** Opening Listed entries block **

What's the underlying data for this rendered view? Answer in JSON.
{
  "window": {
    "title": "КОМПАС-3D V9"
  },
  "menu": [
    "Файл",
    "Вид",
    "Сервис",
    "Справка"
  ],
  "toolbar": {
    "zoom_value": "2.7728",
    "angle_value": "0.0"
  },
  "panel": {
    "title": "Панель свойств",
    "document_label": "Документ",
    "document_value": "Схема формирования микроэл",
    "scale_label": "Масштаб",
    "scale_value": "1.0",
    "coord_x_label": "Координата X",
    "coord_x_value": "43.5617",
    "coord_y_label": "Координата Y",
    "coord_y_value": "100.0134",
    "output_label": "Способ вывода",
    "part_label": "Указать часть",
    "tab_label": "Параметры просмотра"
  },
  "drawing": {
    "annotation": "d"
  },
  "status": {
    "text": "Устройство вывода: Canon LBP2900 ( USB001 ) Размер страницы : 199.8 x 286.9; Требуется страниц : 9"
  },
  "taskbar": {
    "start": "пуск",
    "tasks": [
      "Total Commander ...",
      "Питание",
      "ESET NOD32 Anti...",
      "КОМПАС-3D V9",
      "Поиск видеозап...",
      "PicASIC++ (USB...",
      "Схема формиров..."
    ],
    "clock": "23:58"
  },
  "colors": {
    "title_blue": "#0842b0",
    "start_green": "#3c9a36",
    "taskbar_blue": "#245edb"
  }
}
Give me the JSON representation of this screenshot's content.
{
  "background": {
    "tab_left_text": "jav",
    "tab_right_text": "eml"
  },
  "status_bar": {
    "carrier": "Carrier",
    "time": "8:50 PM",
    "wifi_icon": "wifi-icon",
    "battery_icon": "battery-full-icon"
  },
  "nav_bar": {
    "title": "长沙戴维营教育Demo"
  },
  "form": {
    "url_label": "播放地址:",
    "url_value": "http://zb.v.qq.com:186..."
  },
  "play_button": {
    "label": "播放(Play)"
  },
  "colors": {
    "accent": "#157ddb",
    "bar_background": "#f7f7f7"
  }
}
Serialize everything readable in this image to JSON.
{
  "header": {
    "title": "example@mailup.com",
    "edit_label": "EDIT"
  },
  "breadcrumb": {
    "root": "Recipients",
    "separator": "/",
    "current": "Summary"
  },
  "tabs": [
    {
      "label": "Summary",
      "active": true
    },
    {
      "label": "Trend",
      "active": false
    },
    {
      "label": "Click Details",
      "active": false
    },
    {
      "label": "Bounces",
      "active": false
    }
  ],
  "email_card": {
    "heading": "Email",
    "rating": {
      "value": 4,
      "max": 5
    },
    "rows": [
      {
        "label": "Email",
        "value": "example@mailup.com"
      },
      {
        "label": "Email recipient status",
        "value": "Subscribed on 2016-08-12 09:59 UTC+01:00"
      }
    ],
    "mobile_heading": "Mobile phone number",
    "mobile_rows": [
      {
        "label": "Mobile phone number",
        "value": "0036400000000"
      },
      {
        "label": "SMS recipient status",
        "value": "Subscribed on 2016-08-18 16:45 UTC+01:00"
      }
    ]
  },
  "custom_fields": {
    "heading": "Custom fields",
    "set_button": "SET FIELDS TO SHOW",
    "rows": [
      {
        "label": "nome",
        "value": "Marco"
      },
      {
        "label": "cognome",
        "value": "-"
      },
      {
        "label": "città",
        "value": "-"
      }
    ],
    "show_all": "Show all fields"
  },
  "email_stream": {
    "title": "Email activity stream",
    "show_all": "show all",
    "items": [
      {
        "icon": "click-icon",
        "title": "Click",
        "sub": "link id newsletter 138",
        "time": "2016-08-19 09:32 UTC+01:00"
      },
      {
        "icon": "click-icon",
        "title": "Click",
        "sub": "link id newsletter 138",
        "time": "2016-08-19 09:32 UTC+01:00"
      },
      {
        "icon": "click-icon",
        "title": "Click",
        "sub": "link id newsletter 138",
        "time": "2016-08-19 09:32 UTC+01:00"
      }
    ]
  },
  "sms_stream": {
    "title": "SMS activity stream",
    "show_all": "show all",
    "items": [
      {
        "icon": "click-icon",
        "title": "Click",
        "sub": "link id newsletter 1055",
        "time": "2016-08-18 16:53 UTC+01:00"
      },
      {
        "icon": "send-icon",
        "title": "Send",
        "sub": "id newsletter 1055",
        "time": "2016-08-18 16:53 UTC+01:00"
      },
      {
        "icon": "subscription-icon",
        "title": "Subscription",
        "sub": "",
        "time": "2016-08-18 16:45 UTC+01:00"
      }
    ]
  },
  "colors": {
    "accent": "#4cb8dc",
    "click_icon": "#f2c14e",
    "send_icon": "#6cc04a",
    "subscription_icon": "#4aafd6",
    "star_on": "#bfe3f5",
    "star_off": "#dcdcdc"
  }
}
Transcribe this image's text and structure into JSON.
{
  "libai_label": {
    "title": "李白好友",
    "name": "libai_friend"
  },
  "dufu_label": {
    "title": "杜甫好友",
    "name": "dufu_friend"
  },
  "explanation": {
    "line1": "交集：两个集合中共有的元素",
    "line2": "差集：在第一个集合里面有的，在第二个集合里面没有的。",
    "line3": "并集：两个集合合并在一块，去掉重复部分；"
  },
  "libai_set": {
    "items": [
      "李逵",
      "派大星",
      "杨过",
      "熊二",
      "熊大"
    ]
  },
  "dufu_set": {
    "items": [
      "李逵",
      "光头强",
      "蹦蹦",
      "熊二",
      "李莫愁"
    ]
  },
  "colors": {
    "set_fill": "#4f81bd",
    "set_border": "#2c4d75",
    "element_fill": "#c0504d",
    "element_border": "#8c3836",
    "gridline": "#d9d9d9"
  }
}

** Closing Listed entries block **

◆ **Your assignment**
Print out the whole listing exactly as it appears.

◆ **Task output**
What's the underlying data for this rendered view? Answer in JSON.
{
  "window": {
    "title": "КОМПАС-3D V9"
  },
  "menu": [
    "Файл",
    "Вид",
    "Сервис",
    "Справка"
  ],
  "toolbar": {
    "zoom_value": "2.7728",
    "angle_value": "0.0"
  },
  "panel": {
    "title": "Панель свойств",
    "document_label": "Документ",
    "document_value": "Схема формирования микроэл",
    "scale_label": "Масштаб",
    "scale_value": "1.0",
    "coord_x_label": "Координата X",
    "coord_x_value": "43.5617",
    "coord_y_label": "Координата Y",
    "coord_y_value": "100.0134",
    "output_label": "Способ вывода",
    "part_label": "Указать часть",
    "tab_label": "Параметры просмотра"
  },
  "drawing": {
    "annotation": "d"
  },
  "status": {
    "text": "Устройство вывода: Canon LBP2900 ( USB001 ) Размер страницы : 199.8 x 286.9; Требуется страниц : 9"
  },
  "taskbar": {
    "start": "пуск",
    "tasks": [
      "Total Commander ...",
      "Питание",
      "ESET NOD32 Anti...",
      "КОМПАС-3D V9",
      "Поиск видеозап...",
      "PicASIC++ (USB...",
      "Схема формиров..."
    ],
    "clock": "23:58"
  },
  "colors": {
    "title_blue": "#0842b0",
    "start_green": "#3c9a36",
    "taskbar_blue": "#245edb"
  }
}
Give me the JSON representation of this screenshot's content.
{
  "background": {
    "tab_left_text": "jav",
    "tab_right_text": "eml"
  },
  "status_bar": {
    "carrier": "Carrier",
    "time": "8:50 PM",
    "wifi_icon": "wifi-icon",
    "battery_icon": "battery-full-icon"
  },
  "nav_bar": {
    "title": "长沙戴维营教育Demo"
  },
  "form": {
    "url_label": "播放地址:",
    "url_value": "http://zb.v.qq.com:186..."
  },
  "play_button": {
    "label": "播放(Play)"
  },
  "colors": {
    "accent": "#157ddb",
    "bar_background": "#f7f7f7"
  }
}
Serialize everything readable in this image to JSON.
{
  "header": {
    "title": "example@mailup.com",
    "edit_label": "EDIT"
  },
  "breadcrumb": {
    "root": "Recipients",
    "separator": "/",
    "current": "Summary"
  },
  "tabs": [
    {
      "label": "Summary",
      "active": true
    },
    {
      "label": "Trend",
      "active": false
    },
    {
      "label": "Click Details",
      "active": false
    },
    {
      "label": "Bounces",
      "active": false
    }
  ],
  "email_card": {
    "heading": "Email",
    "rating": {
      "value": 4,
      "max": 5
    },
    "rows": [
      {
        "label": "Email",
        "value": "example@mailup.com"
      },
      {
        "label": "Email recipient status",
        "value": "Subscribed on 2016-08-12 09:59 UTC+01:00"
      }
    ],
    "mobile_heading": "Mobile phone number",
    "mobile_rows": [
      {
        "label": "Mobile phone number",
        "value": "0036400000000"
      },
      {
        "label": "SMS recipient status",
        "value": "Subscribed on 2016-08-18 16:45 UTC+01:00"
      }
    ]
  },
  "custom_fields": {
    "heading": "Custom fields",
    "set_button": "SET FIELDS TO SHOW",
    "rows": [
      {
        "label": "nome",
        "value": "Marco"
      },
      {
        "label": "cognome",
        "value": "-"
      },
      {
        "label": "città",
        "value": "-"
      }
    ],
    "show_all": "Show all fields"
  },
  "email_stream": {
    "title": "Email activity stream",
    "show_all": "show all",
    "items": [
      {
        "icon": "click-icon",
        "title": "Click",
        "sub": "link id newsletter 138",
        "time": "2016-08-19 09:32 UTC+01:00"
      },
      {
        "icon": "click-icon",
        "title": "Click",
        "sub": "link id newsletter 138",
        "time": "2016-08-19 09:32 UTC+01:00"
      },
      {
        "icon": "click-icon",
        "title": "Click",
        "sub": "link id newsletter 138",
        "time": "2016-08-19 09:32 UTC+01:00"
      }
    ]
  },
  "sms_stream": {
    "title": "SMS activity stream",
    "show_all": "show all",
    "items": [
      {
        "icon": "click-icon",
        "title": "Click",
        "sub": "link id newsletter 1055",
        "time": "2016-08-18 16:53 UTC+01:00"
      },
      {
        "icon": "send-icon",
        "title": "Send",
        "sub": "id newsletter 1055",
        "time": "2016-08-18 16:53 UTC+01:00"
      },
      {
        "icon": "subscription-icon",
        "title": "Subscription",
        "sub": "",
        "time": "2016-08-18 16:45 UTC+01:00"
      }
    ]
  },
  "colors": {
    "accent": "#4cb8dc",
    "click_icon": "#f2c14e",
    "send_icon": "#6cc04a",
    "subscription_icon": "#4aafd6",
    "star_on": "#bfe3f5",
    "star_off": "#dcdcdc"
  }
}
Transcribe this image's text and structure into JSON.
{
  "libai_label": {
    "title": "李白好友",
    "name": "libai_friend"
  },
  "dufu_label": {
    "title": "杜甫好友",
    "name": "dufu_friend"
  },
  "explanation": {
    "line1": "交集：两个集合中共有的元素",
    "line2": "差集：在第一个集合里面有的，在第二个集合里面没有的。",
    "line3": "并集：两个集合合并在一块，去掉重复部分；"
  },
  "libai_set": {
    "items": [
      "李逵",
      "派大星",
      "杨过",
      "熊二",
      "熊大"
    ]
  },
  "dufu_set": {
    "items": [
      "李逵",
      "光头强",
      "蹦蹦",
      "熊二",
      "李莫愁"
    ]
  },
  "colors": {
    "set_fill": "#4f81bd",
    "set_border": "#2c4d75",
    "element_fill": "#c0504d",
    "element_border": "#8c3836",
    "gridline": "#d9d9d9"
  }
}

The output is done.